By Mike Ebbeling
Dryden, ON – No shortage of offence for the Dryden GM Ice Dogs to start the SIJHL Playoffs. The Ice Dogs scored five in the first and three more in the third en route to a 9-3 rout over Fort Frances at the Memorial Arena Saturday night. It was a crazy start to game number two with seven total goals.
The Fort Frances Lakers stunned the hometown crowd of 537 as Jack Wood of Rainy River picked up the loose puck and buried it past the blocker of Eric Clark on the very first shot of the game for the Lakers only 2:44 into the game. That would be the first lead of the playoffs for the Lakers. That sparked an immediate response from the Ice Dogs as Jack Cullen at 5:57 slid a point shot off a Fort Frances player right to a wide-open Ty Earl who made no mistake making it a 1-1 game. About a minute and a half later Derek Koivisto capitalized on another Ice Dogs bounce from a James Hooton shot and the veteran scored to make it a 2-1 contest. The 20-year-old was playing in his second straight game with the absence of Bryce Benefield after only suiting up for 32 in the regular season. The Lakers power-play once again jumped on their first opportunity of the game as 8 seconds into a Max Rath hit to the head penalty, Darnell Kempf snuck in from the point unimpeded and placed a perfect shot under the crossbar on only the second shot of the game. The play all started with a clean faceoff win by Ryker Watt. The Ice Dogs offence then erupted as they would proceed to score 3 goals in a span of 1:33. The outburst started with a shorthanded goal at 14:19 as McLaren Paulson came down the near wing on a partial breakaway and scored blocker side on Brenden Stroble for his second goal of the postseason. That was the 17th shorthanded goal by the Ice Dogs this season and the 18th allowed by the Lakers. After that Landon Stromme would take over scoring two quick goals. The first came on a rare rebound allowed by Stroble off a Brady Frattinger shot and the second came on a turnaround shot off another fortuitous Dryden GM Ice Dog bounce following some good work in tight by Max Roby and Ryland Maier. That would make it 5-2 going into the break with the Ice Dogs carrying a 15-10 edge in shots.
Things calmed down in the second with both teams tightening up on defence. Fort Frances would eventually break the deadlock at 9:17 as Jack Wood scored his second of the game and third of the playoffs on the tail end of a 4-3 powerplay after finishing off a Clark Scadden play with 3 seconds left in the man advantage.
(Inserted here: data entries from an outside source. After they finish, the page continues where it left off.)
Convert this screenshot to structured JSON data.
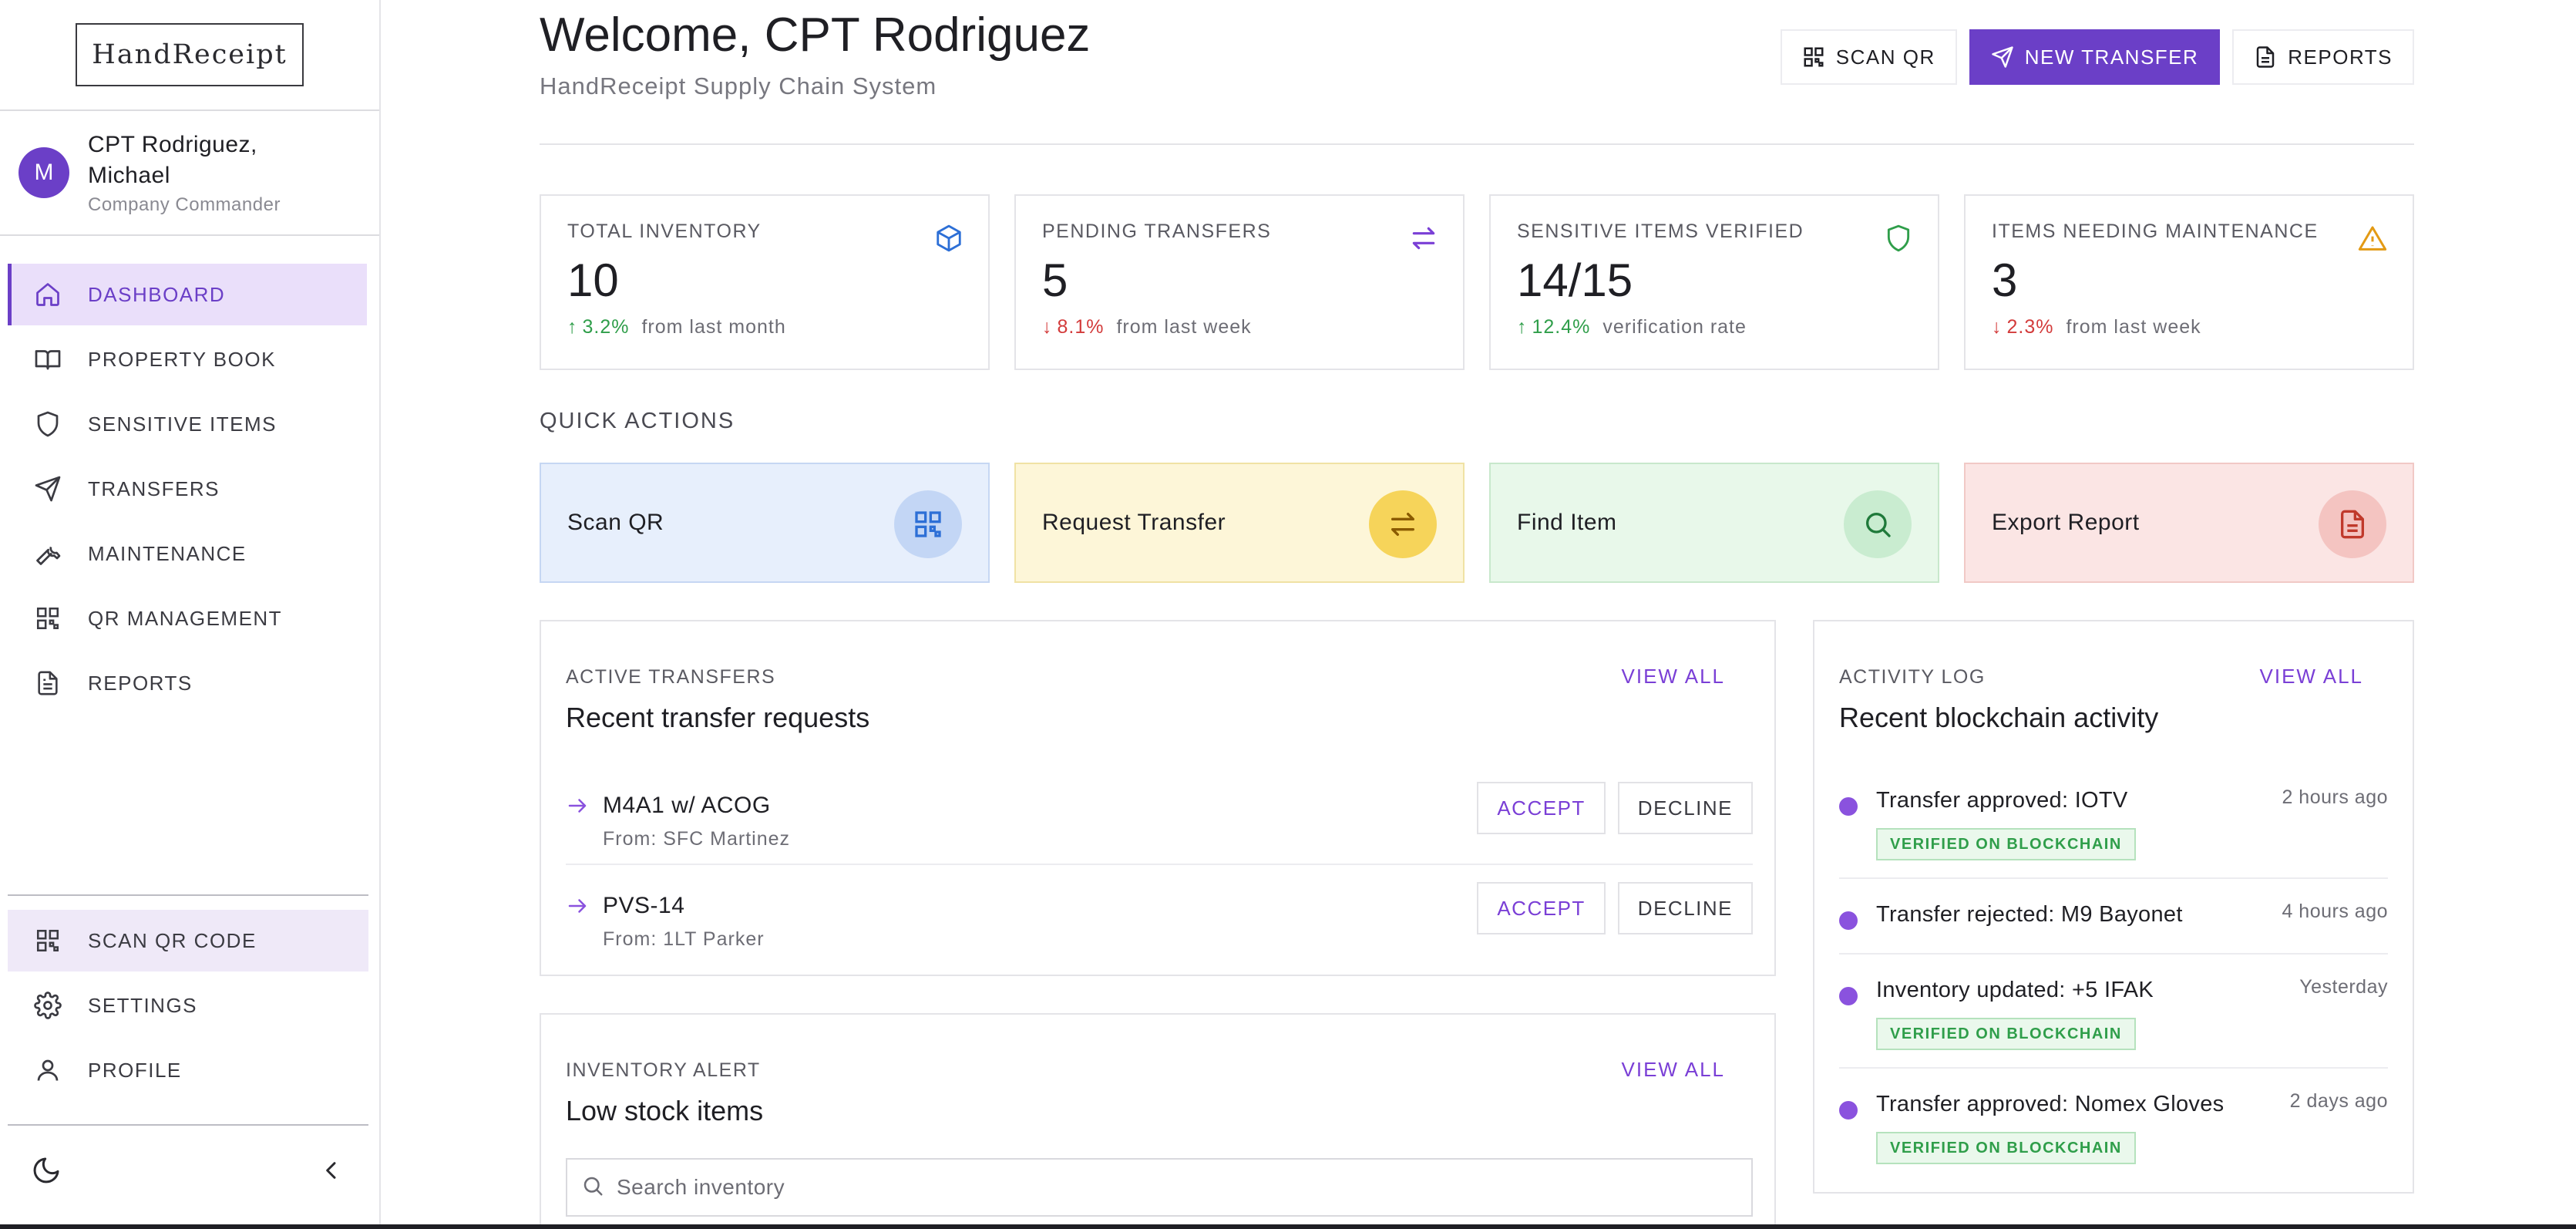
{
  "app": {
    "logo_text": "HandReceipt"
  },
  "user": {
    "initial": "M",
    "name": "CPT Rodriguez, Michael",
    "role": "Company Commander"
  },
  "sidebar": {
    "items": [
      {
        "label": "DASHBOARD",
        "icon": "home-icon"
      },
      {
        "label": "PROPERTY BOOK",
        "icon": "book-icon"
      },
      {
        "label": "SENSITIVE ITEMS",
        "icon": "shield-icon"
      },
      {
        "label": "TRANSFERS",
        "icon": "send-icon"
      },
      {
        "label": "MAINTENANCE",
        "icon": "wrench-icon"
      },
      {
        "label": "QR MANAGEMENT",
        "icon": "qr-icon"
      },
      {
        "label": "REPORTS",
        "icon": "document-icon"
      }
    ],
    "bottom_items": [
      {
        "label": "SCAN QR CODE",
        "icon": "qr-icon"
      },
      {
        "label": "SETTINGS",
        "icon": "gear-icon"
      },
      {
        "label": "PROFILE",
        "icon": "user-icon"
      }
    ]
  },
  "header": {
    "title": "Welcome, CPT Rodriguez",
    "subtitle": "HandReceipt Supply Chain System",
    "actions": {
      "scan_qr": "SCAN QR",
      "new_transfer": "NEW TRANSFER",
      "reports": "REPORTS"
    }
  },
  "stats": [
    {
      "label": "TOTAL INVENTORY",
      "value": "10",
      "trend": "3.2%",
      "trend_dir": "up",
      "trend_note": "from last month",
      "icon": "cube-icon"
    },
    {
      "label": "PENDING TRANSFERS",
      "value": "5",
      "trend": "8.1%",
      "trend_dir": "down",
      "trend_note": "from last week",
      "icon": "swap-icon"
    },
    {
      "label": "SENSITIVE ITEMS VERIFIED",
      "value": "14/15",
      "trend": "12.4%",
      "trend_dir": "up",
      "trend_note": "verification rate",
      "icon": "shield-check-icon"
    },
    {
      "label": "ITEMS NEEDING MAINTENANCE",
      "value": "3",
      "trend": "2.3%",
      "trend_dir": "down",
      "trend_note": "from last week",
      "icon": "warning-icon"
    }
  ],
  "quick_actions": {
    "title": "QUICK ACTIONS",
    "items": [
      {
        "label": "Scan QR",
        "icon": "qr-icon",
        "color": "#2d6fd6"
      },
      {
        "label": "Request Transfer",
        "icon": "swap-icon",
        "color": "#8a5a00"
      },
      {
        "label": "Find Item",
        "icon": "search-icon",
        "color": "#1f7a3a"
      },
      {
        "label": "Export Report",
        "icon": "document-icon",
        "color": "#c0392b"
      }
    ]
  },
  "active_transfers": {
    "kicker": "ACTIVE TRANSFERS",
    "heading": "Recent transfer requests",
    "view_all": "VIEW ALL",
    "rows": [
      {
        "name": "M4A1 w/ ACOG",
        "from": "From: SFC Martinez",
        "accept": "ACCEPT",
        "decline": "DECLINE"
      },
      {
        "name": "PVS-14",
        "from": "From: 1LT Parker",
        "accept": "ACCEPT",
        "decline": "DECLINE"
      }
    ]
  },
  "inventory_alert": {
    "kicker": "INVENTORY ALERT",
    "heading": "Low stock items",
    "view_all": "VIEW ALL",
    "search_placeholder": "Search inventory"
  },
  "activity_log": {
    "kicker": "ACTIVITY LOG",
    "heading": "Recent blockchain activity",
    "view_all": "VIEW ALL",
    "items": [
      {
        "text": "Transfer approved: IOTV",
        "time": "2 hours ago",
        "badge": "VERIFIED ON BLOCKCHAIN"
      },
      {
        "text": "Transfer rejected: M9 Bayonet",
        "time": "4 hours ago",
        "badge": ""
      },
      {
        "text": "Inventory updated: +5 IFAK",
        "time": "Yesterday",
        "badge": "VERIFIED ON BLOCKCHAIN"
      },
      {
        "text": "Transfer approved: Nomex Gloves",
        "time": "2 days ago",
        "badge": "VERIFIED ON BLOCKCHAIN"
      }
    ]
  },
  "colors": {
    "accent": "#6b3fc7",
    "trend_up": "#2f9e4a",
    "trend_down": "#d33b3b",
    "badge_green": "#2f9e4a"
  }
}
Dryden GM would respond just over 2 minutes later as Ryland Maier was left alone at the side of the net after Garrett Hrechka clogged up the middle of the ice and he found the back of the net to make it 6-3. The play was kept a live with a nice hold at the blueline by Elijah Pool. Shots in the second frame were 17-14 in favour of the Ice Dogs.
A more experienced Ice Dogs team took over the third as they shut down the Fort Frances attack with a smothering defence, aggressive play and relentless pressure taking advantage of a tired and worn-out Lakers team. Dryden GM would also capitalize on mistakes by Stroble. It started with Derek Koivisto scoring his second of the game off a rebound, continued with Max Roby who intercepted a Stroble pass behind the net, tucking it home into an empty net and ended with Ty Earl finishing a rebound as the Ice Dogs cruised to a 9-3 victory. Third period shots ended up being 36-8 in favour of Dryden GM and 68-32 in total.
The bright spot in the two games for the 7th ranked Lakers has been their powerplay production. Four of the seven goals have been with the man advantage against the number one ranked penalty kill in the regular season. They have also shut down the best powerplay in the league not allowing a goal on five Dryden GM opportunities. The Ice Dogs now own a 2-0 series lead and the Best-of-7 series shifts to Fort Frances for games on Monday and Tuesday (March 27 and 28. 8:15 CST both games)
- Landon Stromme DRY (2 goals)
- Ty Earl DRY (2 goals, 1 assist)
- Derek Koivisto (2 goals)
(PHOTO CREDIT: Kerri-Ann Kanceruk)